--- MATERIAL SUPPLIED Enclosed Below ---

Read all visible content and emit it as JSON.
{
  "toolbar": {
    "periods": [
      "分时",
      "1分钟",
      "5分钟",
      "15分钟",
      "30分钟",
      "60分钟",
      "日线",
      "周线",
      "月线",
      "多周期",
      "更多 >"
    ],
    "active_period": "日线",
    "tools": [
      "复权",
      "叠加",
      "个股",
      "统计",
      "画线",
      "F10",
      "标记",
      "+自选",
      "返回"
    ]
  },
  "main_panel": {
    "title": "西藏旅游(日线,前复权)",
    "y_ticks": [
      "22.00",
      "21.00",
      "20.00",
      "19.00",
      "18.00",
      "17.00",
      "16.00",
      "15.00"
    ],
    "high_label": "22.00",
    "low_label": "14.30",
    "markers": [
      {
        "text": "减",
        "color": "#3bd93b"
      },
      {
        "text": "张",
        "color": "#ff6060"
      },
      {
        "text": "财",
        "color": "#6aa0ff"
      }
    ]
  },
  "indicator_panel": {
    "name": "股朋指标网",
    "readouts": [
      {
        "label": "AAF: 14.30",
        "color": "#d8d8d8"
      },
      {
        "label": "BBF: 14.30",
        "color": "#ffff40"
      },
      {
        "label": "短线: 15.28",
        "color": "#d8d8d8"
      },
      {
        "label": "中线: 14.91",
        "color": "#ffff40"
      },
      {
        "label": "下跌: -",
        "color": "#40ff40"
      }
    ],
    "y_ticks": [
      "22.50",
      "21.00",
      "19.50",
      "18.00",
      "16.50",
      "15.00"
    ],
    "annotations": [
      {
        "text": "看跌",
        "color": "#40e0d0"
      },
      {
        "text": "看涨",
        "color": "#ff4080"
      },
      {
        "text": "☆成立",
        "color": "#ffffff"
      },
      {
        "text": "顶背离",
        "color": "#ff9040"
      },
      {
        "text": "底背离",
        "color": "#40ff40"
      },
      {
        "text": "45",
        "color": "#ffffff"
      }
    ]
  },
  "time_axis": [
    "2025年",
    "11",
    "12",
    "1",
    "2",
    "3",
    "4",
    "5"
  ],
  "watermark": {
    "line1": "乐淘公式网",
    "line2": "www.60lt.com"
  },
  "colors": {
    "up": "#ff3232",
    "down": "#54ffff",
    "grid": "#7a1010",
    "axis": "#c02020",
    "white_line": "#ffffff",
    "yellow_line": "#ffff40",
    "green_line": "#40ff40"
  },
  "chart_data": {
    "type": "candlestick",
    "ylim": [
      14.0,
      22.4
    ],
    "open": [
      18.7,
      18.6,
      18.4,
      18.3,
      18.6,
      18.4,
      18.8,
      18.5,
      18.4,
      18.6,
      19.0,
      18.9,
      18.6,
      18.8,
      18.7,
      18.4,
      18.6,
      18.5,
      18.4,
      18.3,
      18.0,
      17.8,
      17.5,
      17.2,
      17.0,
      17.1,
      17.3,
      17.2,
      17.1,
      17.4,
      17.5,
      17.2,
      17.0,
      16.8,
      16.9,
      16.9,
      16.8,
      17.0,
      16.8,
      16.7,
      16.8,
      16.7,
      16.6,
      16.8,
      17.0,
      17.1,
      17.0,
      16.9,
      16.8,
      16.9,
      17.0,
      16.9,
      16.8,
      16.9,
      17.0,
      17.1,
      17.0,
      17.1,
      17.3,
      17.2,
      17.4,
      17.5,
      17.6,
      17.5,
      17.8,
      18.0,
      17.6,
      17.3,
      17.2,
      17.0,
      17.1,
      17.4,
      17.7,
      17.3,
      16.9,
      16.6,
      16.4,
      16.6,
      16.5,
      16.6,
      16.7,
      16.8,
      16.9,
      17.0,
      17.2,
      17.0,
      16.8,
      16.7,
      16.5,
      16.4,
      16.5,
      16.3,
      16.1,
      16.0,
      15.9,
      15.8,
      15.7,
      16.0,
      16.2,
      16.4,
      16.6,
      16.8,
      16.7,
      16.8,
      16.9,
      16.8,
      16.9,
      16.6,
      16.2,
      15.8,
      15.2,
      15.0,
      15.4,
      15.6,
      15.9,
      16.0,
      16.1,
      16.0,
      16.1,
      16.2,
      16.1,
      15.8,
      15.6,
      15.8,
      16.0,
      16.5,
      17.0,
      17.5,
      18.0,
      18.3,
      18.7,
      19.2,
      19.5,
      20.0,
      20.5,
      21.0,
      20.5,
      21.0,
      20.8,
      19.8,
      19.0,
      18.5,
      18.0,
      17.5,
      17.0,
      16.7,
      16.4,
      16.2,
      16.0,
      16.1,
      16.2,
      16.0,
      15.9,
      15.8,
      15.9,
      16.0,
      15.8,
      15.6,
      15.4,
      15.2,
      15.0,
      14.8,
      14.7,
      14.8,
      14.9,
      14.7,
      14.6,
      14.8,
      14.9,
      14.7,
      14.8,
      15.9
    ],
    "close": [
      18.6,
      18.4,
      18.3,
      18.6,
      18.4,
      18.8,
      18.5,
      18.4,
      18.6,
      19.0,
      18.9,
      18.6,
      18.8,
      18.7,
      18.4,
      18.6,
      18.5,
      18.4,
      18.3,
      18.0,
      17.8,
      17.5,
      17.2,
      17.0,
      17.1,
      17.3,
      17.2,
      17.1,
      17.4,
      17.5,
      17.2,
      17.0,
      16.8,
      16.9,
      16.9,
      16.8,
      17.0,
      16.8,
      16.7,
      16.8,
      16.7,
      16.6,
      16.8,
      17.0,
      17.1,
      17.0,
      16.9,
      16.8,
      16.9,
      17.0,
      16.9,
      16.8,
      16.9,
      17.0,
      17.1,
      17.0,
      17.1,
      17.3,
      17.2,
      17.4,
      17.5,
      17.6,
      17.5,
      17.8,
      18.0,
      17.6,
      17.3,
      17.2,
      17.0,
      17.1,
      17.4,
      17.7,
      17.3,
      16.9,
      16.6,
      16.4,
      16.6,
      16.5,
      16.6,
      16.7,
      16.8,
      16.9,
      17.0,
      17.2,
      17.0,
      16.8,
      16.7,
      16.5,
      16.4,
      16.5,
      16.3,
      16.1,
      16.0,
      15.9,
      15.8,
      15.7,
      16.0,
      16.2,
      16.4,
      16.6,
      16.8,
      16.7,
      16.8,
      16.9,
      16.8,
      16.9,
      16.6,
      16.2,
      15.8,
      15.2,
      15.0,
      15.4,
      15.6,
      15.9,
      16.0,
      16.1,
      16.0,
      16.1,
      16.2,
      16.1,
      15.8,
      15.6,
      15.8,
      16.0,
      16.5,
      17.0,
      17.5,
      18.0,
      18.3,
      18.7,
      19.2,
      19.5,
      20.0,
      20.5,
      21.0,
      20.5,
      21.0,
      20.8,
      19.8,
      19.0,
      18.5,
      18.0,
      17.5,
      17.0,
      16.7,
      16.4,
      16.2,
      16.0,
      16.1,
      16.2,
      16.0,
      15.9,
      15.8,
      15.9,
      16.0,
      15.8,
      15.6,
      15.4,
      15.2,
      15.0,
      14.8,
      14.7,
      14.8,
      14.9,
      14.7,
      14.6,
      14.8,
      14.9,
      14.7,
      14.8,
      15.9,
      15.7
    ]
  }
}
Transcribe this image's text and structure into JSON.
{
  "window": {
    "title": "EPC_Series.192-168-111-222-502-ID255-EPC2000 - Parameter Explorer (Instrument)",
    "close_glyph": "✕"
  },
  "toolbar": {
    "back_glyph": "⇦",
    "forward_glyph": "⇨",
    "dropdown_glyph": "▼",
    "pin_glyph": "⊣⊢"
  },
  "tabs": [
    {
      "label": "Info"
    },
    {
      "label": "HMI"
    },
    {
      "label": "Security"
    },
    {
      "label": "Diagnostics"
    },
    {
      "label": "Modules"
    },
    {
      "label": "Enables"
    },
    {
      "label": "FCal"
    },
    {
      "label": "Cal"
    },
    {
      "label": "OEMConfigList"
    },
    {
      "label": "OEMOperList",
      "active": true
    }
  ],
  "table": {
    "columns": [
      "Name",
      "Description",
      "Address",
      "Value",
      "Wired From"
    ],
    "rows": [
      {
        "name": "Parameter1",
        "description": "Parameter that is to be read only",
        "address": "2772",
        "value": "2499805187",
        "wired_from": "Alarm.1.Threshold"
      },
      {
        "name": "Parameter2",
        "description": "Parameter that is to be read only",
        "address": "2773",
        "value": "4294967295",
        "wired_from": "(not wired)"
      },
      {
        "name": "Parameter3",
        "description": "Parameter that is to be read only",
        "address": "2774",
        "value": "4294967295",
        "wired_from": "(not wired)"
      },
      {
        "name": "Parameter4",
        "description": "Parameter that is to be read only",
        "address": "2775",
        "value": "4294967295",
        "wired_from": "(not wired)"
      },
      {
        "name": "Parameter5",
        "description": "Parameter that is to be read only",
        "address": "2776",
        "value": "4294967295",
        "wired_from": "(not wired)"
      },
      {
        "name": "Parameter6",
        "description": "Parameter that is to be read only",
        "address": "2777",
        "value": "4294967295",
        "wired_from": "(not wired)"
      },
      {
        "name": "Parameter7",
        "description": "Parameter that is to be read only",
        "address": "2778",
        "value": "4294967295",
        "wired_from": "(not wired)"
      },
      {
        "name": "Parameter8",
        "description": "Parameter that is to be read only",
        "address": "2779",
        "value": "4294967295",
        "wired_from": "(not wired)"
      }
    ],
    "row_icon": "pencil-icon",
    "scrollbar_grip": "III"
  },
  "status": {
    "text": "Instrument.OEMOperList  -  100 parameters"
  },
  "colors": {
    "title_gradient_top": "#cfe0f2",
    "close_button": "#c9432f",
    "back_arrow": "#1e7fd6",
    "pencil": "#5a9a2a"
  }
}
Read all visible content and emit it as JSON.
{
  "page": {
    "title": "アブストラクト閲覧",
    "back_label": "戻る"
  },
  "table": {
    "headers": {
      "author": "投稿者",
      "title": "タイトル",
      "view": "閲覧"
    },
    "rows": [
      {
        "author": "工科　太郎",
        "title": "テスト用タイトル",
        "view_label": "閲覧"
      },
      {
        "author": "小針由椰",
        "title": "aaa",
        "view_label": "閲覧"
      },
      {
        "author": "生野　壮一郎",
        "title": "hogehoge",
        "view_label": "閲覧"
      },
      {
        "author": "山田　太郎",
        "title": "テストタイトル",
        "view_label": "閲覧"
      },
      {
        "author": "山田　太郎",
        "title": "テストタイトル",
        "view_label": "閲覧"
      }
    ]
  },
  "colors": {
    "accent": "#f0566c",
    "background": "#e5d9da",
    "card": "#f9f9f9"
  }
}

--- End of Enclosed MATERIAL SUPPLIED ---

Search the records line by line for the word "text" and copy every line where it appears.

        "text": "减",
        "text": "张",
        "text": "财",
        "text": "看跌",
        "text": "看涨",
        "text": "☆成立",
        "text": "顶背离",
        "text": "底背离",
        "text": "45",
Transcribe this image's text and structure into JSON.
    "text": "Instrument.OEMOperList  -  100 parameters"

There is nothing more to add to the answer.